The plan can be produced in many different ways depending on the budget and timescale. Optional detailed construction drawings and real-life perspective drawings can be produced which provide a visual representation of exactly what the garden will look like – Please see the portfolio page for examples of these.

I have constructed many gardens, so from a contractors building aspect I will always consider construction techniques, materials, dimensions of the hard landscaping -  this can reduce the labour/ materials substantially during the build stage.


It is the plants that will bring the garden to life and a poor planting plan will reflect on the overall design. I studied horticulture for 3 years and grew up on a plant nursery and take pride in this stage of the design.

The planting plan can be combined within the master plan design or as a separate planting plan. This depends on the exact requirements (Sometimes council approved plans will ask for native or fire resistant plant for consent approval)

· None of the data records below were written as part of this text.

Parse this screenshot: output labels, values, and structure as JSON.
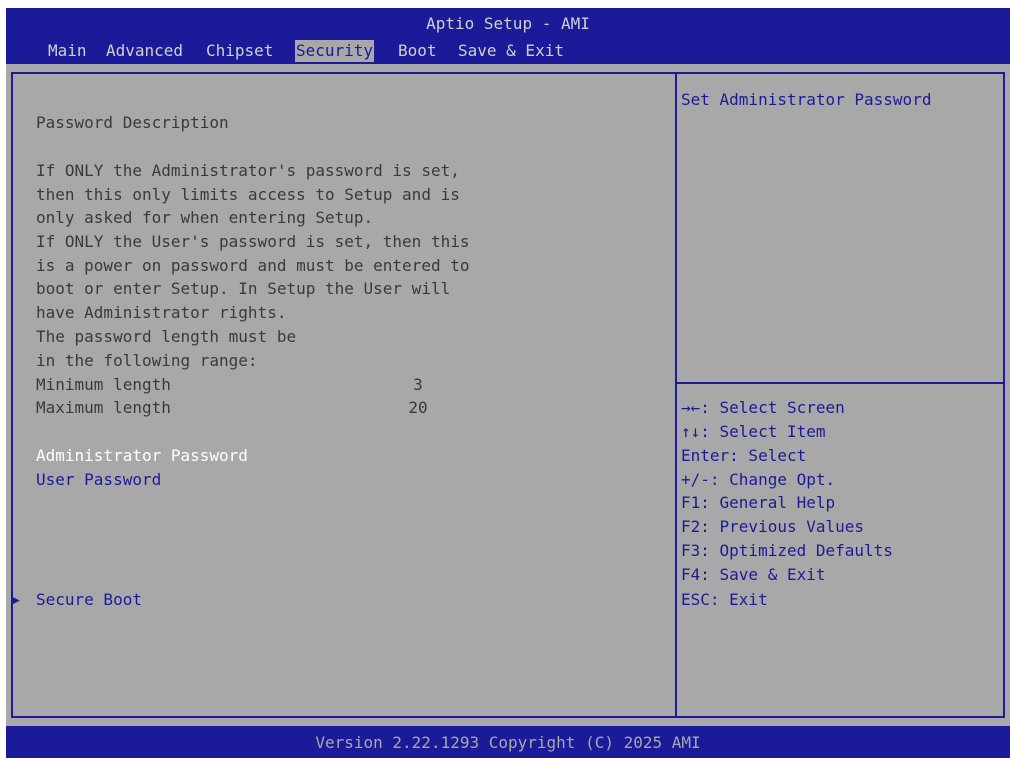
{
  "header": {
    "title": "Aptio Setup - AMI",
    "tabs": [
      "Main",
      "Advanced",
      "Chipset",
      "Security",
      "Boot",
      "Save & Exit"
    ],
    "active_tab": "Security"
  },
  "main": {
    "description_lines": [
      "Password Description",
      "If ONLY the Administrator's password is set,",
      "then this only limits access to Setup and is",
      "only asked for when entering Setup.",
      "If ONLY the User's password is set, then this",
      "is a power on password and must be entered to",
      "boot or enter Setup. In Setup the User will",
      "have Administrator rights.",
      "The password length must be",
      "in the following range:"
    ],
    "min_length_label": "Minimum length",
    "min_length_value": "3",
    "max_length_label": "Maximum length",
    "max_length_value": "20",
    "menu_items": [
      "Administrator Password",
      "User Password"
    ],
    "selected_item": "Administrator Password",
    "submenu_arrow": "▶",
    "submenu_label": "Secure Boot"
  },
  "help": {
    "text": "Set Administrator Password",
    "keys": [
      "→←: Select Screen",
      "↑↓: Select Item",
      "Enter: Select",
      "+/-: Change Opt.",
      "F1: General Help",
      "F2: Previous Values",
      "F3: Optimized Defaults",
      "F4: Save & Exit",
      "ESC: Exit"
    ]
  },
  "footer": {
    "text": "Version 2.22.1293 Copyright (C) 2025 AMI"
  },
  "colors": {
    "bios_blue": "#1b1b9a",
    "background_gray": "#a8a8a8",
    "text_dark": "#3a3a3a",
    "selected_white": "#ffffff"
  }
}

The finalized designs can be emailed or dropped onto a USB memory stick. Hard copies can also be printed at an additional cost.